> Brief
A bare number is all that is needed: how many lines below contain the string "icon"?

> Material for this exercise
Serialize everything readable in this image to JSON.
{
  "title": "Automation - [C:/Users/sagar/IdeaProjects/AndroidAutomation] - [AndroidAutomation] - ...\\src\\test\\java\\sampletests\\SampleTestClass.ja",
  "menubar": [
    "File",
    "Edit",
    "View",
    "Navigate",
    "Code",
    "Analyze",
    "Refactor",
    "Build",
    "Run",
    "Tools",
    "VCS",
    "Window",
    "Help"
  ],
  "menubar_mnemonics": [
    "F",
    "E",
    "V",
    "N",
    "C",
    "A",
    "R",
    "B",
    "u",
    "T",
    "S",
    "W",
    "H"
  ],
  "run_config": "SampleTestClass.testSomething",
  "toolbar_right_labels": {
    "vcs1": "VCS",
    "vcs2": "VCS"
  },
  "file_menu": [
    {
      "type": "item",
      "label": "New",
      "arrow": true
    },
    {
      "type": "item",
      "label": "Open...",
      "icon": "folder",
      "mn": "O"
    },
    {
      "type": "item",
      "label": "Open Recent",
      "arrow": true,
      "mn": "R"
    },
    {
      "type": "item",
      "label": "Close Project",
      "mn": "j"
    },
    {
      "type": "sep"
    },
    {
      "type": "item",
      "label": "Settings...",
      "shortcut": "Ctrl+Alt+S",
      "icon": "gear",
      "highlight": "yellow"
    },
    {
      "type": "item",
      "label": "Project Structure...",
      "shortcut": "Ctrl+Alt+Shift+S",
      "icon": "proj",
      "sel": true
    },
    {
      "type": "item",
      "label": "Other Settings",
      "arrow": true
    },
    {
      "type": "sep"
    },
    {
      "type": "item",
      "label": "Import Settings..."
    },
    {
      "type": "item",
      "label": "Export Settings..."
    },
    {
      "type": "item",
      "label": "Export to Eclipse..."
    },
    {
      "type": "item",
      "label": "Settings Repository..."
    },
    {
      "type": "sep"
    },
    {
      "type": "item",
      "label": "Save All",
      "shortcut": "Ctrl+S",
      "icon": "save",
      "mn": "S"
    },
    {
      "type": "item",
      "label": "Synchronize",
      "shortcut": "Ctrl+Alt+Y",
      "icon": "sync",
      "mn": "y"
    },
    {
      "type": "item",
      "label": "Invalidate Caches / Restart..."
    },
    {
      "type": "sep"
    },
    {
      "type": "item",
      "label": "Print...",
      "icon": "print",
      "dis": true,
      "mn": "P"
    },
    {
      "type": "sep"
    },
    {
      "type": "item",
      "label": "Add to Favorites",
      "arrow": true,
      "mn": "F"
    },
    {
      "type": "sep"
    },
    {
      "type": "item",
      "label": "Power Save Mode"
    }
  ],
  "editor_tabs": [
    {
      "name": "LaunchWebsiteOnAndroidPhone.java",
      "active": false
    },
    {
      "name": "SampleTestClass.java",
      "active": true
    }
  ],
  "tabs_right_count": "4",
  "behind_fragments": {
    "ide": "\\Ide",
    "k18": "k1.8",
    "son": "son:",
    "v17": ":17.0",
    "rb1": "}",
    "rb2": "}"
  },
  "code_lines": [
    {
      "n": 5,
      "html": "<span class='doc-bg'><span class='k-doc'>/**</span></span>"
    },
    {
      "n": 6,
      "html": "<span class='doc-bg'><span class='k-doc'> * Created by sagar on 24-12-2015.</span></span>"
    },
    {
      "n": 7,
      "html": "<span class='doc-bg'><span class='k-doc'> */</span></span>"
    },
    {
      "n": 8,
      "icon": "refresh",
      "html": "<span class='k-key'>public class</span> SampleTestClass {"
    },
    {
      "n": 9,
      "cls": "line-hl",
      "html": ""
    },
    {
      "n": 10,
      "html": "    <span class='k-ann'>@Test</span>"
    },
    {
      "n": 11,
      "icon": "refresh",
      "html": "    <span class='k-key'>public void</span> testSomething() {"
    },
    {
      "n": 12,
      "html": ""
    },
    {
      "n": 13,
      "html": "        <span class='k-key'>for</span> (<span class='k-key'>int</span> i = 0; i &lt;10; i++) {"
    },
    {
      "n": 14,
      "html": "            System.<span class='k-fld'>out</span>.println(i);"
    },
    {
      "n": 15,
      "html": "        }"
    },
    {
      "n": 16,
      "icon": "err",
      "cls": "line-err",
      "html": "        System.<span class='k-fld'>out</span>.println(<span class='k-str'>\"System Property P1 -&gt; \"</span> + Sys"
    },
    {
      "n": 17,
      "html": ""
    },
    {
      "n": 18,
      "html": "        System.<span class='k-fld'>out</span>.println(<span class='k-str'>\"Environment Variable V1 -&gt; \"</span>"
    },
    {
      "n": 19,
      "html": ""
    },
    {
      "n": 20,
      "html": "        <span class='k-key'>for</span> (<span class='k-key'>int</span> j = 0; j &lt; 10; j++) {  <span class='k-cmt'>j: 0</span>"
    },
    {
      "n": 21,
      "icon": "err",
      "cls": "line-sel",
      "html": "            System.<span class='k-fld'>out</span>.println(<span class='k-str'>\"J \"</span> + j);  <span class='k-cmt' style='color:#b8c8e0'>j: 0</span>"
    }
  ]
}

> Output of the exercise
10